  • The Low-Tech stats: supposedly painstakingly researched, these stats are too heavy to be worthwhile in most games, except for plate harness (and to a lesser extent brigantine) which is better in every way but cost. On the plus side, cloth weighs less than leather, and metal weighs less per point of DR than cloth or leather. Sadly, these don't play well with the next set.
  • The High-Tech stats: researched by getting weights and costs out of a catalog, which is great until you have to figure out how much coverage and actual protection a PASGT vest actually provides. On a $/DR and lb/DR basis, the numbers are all over the map, and these can't really can't be used to extrapolate to cover other armor locations. Also, there are oddities with respect to the Low-Tech stats, like some WWI vintage metal armor being noticeable worse than Renaissance plate harness.
  • David Pulver's Armor Design System (ADS): Contained in two articles in Pyramid, this covers all armor types from leather hides to titanium-ceramic nanocomposite plate. It's unfortunately difficult to use, since you calculate the square footage that the armor covers and then work out the cost and weight from that, but I could (in theory) rejigger it into a BFA style system where each armor has a $/DR and lb/DR value and then you multiply by coverage. Unfortunately, I think David based some of his values on the Basic Book stats, so those annoy me, and there are other oddities like iron segmented plate weighing and costing more than iron scale/lamellar for the same protection. 
  • My own Better Fantasy Armor: I like BFA a lot, since it's a straightforward way to create a variety of armors, and it's explicitly set up so that weak leather/cloth armor has a manageable weight and heavy plate harness weighs a sane amount. Unfortunately, it lets people wear way too much DR for not enough weight. This was intentional, so that people could wear enough DR to handle GURPS' overinflated damage from swung weapons, but after playing with it for several months in Castle of Horrors, I don't think it plays nicely with firearms, which makes it unsuitable for an ATE game.

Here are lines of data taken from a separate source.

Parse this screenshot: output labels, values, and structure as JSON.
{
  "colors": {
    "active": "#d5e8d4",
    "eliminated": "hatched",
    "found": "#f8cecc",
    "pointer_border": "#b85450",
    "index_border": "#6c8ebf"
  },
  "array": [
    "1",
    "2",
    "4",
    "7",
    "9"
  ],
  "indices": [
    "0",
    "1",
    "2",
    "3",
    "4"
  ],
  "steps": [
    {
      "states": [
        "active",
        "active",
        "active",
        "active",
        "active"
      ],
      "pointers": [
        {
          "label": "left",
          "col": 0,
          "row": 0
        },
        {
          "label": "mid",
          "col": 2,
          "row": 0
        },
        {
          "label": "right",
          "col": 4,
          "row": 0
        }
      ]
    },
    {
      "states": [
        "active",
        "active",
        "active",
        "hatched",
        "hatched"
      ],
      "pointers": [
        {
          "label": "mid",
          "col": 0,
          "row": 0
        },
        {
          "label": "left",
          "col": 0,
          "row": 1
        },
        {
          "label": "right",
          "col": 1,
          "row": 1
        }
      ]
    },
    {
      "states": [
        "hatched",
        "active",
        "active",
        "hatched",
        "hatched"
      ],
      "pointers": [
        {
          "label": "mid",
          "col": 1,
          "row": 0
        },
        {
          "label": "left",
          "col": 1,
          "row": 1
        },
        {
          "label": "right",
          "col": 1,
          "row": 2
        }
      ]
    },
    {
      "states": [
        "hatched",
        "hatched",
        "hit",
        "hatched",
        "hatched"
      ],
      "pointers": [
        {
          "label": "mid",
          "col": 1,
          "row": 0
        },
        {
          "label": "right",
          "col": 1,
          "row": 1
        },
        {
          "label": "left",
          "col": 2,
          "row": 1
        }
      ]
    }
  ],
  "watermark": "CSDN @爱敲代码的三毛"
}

You'd think with five options one of them would work for me, but apparently not.

Currently, I'm working on "Easier Armor Design", which is currently several spreadsheets and most of GCA file. It's an attempt to reconcile ADS with Low-Tech, seasoned with a bit of BFA and some sensible values. It is not going as well as I'd like, and I'm having to accept that a fair bit of the numbers are just going to SWAG'd or massaged to get values that I like. Which takes away the purity of adapting ADS to the simpler, BFA format.

My current struggle is how to handle high-tech and ultra-tech armors like Titanium-Steel Alloy plate harness or polymer nanocomposite lamellar suits. My initial plan was to treat them as material modifiers for iron plate or iron scale armor entries, but the math gets a bit wonky (in the sense that the cost ratio between Ti-Steel Alloy scale and TL6 steel scale is not near the cost ratio between Ti-Steel alloy plate and TL6 steel plate). Now I'm thinking about having separate entries for all of them, but that's like another 15 -30 entries for things like "Fiberglass lamellar" or "Plastic plate" and that may not be reasonable, nor readable. So now I'm stuck until I can resolve that conundrum.

I also need to write up the various flexible armors, which is mostly problematic because some of the less advanced materials are just better than the more advanced armors.

Basically, I'm still thinking and trying to write about GURPS, but I'm nerd-wrestling a bunch of numbers without much success.